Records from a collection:
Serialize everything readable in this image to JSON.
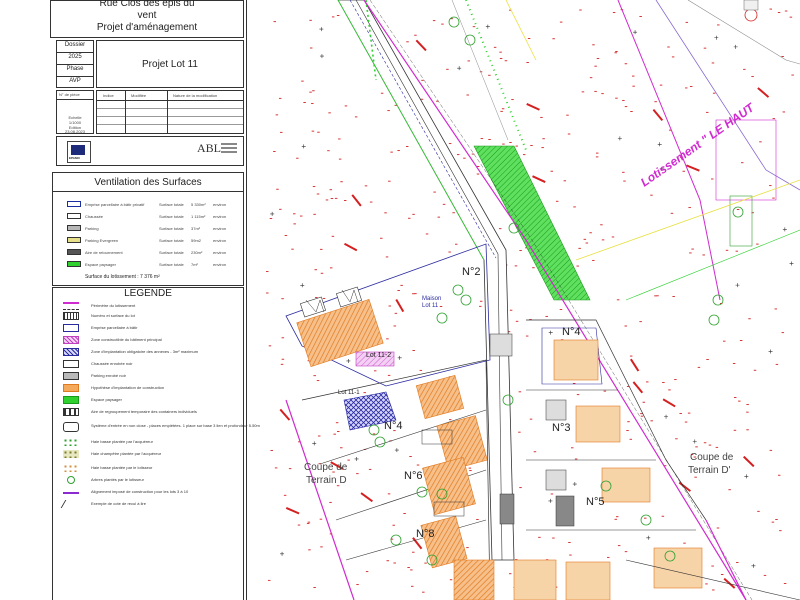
{
  "titleblock": {
    "project_line1": "Rue Clos des epis du",
    "project_line2": "vent",
    "project_line3": "Projet d'aménagement",
    "dossier_label": "Dossier",
    "dossier_value": "2025",
    "phase_label": "Phase",
    "phase_value": "AVP",
    "sheet_title": "Projet Lot 11",
    "piece_label": "N° de pièce",
    "echelle_label": "Echelle",
    "echelle_value": "1/1000",
    "edition_label": "Edition",
    "edition_value": "23.08.2023",
    "rev_headers": [
      "Indice",
      "Modifiée",
      "Nature de la modification"
    ],
    "firm_left": "EPAMO",
    "firm_right": "ABL"
  },
  "ventilation": {
    "title": "Ventilation des Surfaces",
    "rows": [
      {
        "name": "Emprise parcellaire à bâtir privatif",
        "label": "Surface totale",
        "value": "5 330m²",
        "unit": "environ",
        "color": "#ffffff",
        "border": "#1a2ea0"
      },
      {
        "name": "Chaussée",
        "label": "Surface totale",
        "value": "1 115m²",
        "unit": "environ",
        "color": "#ffffff",
        "border": "#333333"
      },
      {
        "name": "Parking",
        "label": "Surface totale",
        "value": "37m²",
        "unit": "environ",
        "color": "#b7b7b7",
        "border": "#333333"
      },
      {
        "name": "Parking Evergreen",
        "label": "Surface totale",
        "value": "59m2",
        "unit": "environ",
        "color": "#e6e08a",
        "border": "#333333"
      },
      {
        "name": "Aire de retournement",
        "label": "Surface totale",
        "value": "230m²",
        "unit": "environ",
        "color": "#555555",
        "border": "#333333"
      },
      {
        "name": "Espace paysager",
        "label": "Surface totale",
        "value": "7m²",
        "unit": "environ",
        "color": "#2fd12f",
        "border": "#333333"
      }
    ],
    "total": "Surface du lotissement : 7 376 m²"
  },
  "legend": {
    "title": "LEGENDE",
    "items": [
      {
        "text": "Périmètre du lotissement",
        "kind": "perimeter"
      },
      {
        "text": "Numéro et surface du lot",
        "kind": "lotnum"
      },
      {
        "text": "Emprise parcellaire à bâtir",
        "kind": "emprise"
      },
      {
        "text": "Zone constructible du bâtiment principal",
        "kind": "hatch"
      },
      {
        "text": "Zone d'implantation obligatoire des annexes - 3m² maximum",
        "kind": "cross"
      },
      {
        "text": "Chaussée enrobée noir",
        "kind": "chaussee"
      },
      {
        "text": "Parking enrobé noir",
        "kind": "parking"
      },
      {
        "text": "Hypothèse d'implantation de construction",
        "kind": "orange"
      },
      {
        "text": "Espace paysager",
        "kind": "green"
      },
      {
        "text": "Aire de regroupement temporaire des containers individuels",
        "kind": "containers"
      },
      {
        "text": "Système d'entrée en non close - places empiétées. 1 place sur base 3 lien et profondeur 5.50m",
        "kind": "parkspots"
      },
      {
        "text": "Haie basse plantée par l'acquéreur",
        "kind": "hedge1"
      },
      {
        "text": "Haie champêtre plantée par l'acquéreur",
        "kind": "hedge2"
      },
      {
        "text": "Haie basse plantée par le lotisseur",
        "kind": "hedge3"
      },
      {
        "text": "Arbres plantés par le lotisseur",
        "kind": "trees"
      },
      {
        "text": "Alignement imposé de construction pour les lots 3 à 10",
        "kind": "align"
      },
      {
        "text": "Exemple de cote de recul à lire",
        "kind": "cote"
      }
    ]
  },
  "plan": {
    "lots": [
      {
        "label": "N°2"
      },
      {
        "label": "N°4"
      },
      {
        "label": "N°3"
      },
      {
        "label": "N°4"
      },
      {
        "label": "N°6"
      },
      {
        "label": "N°5"
      },
      {
        "label": "N°8"
      }
    ],
    "lot_labels": {
      "lot11_2": "Lot 11-2",
      "lot11_1": "Lot 11-1",
      "maison": "Maison",
      "lot11": "Lot 11"
    },
    "coupe_left": [
      "Coupe de",
      "Terrain D"
    ],
    "coupe_right": [
      "Coupe de",
      "Terrain D'"
    ],
    "lotissement_label": "Lotissement \" LE HAUT",
    "colors": {
      "magenta": "#d02bd0",
      "red": "#d42020",
      "green": "#2fd12f",
      "hatch_orange": "#f2a060",
      "grey": "#b9b9b9"
    }
  }
}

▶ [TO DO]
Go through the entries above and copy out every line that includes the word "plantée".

▶ [PROBLEM SOLUTION]
        "text": "Haie basse plantée par l'acquéreur",
        "text": "Haie champêtre plantée par l'acquéreur",
        "text": "Haie basse plantée par le lotisseur",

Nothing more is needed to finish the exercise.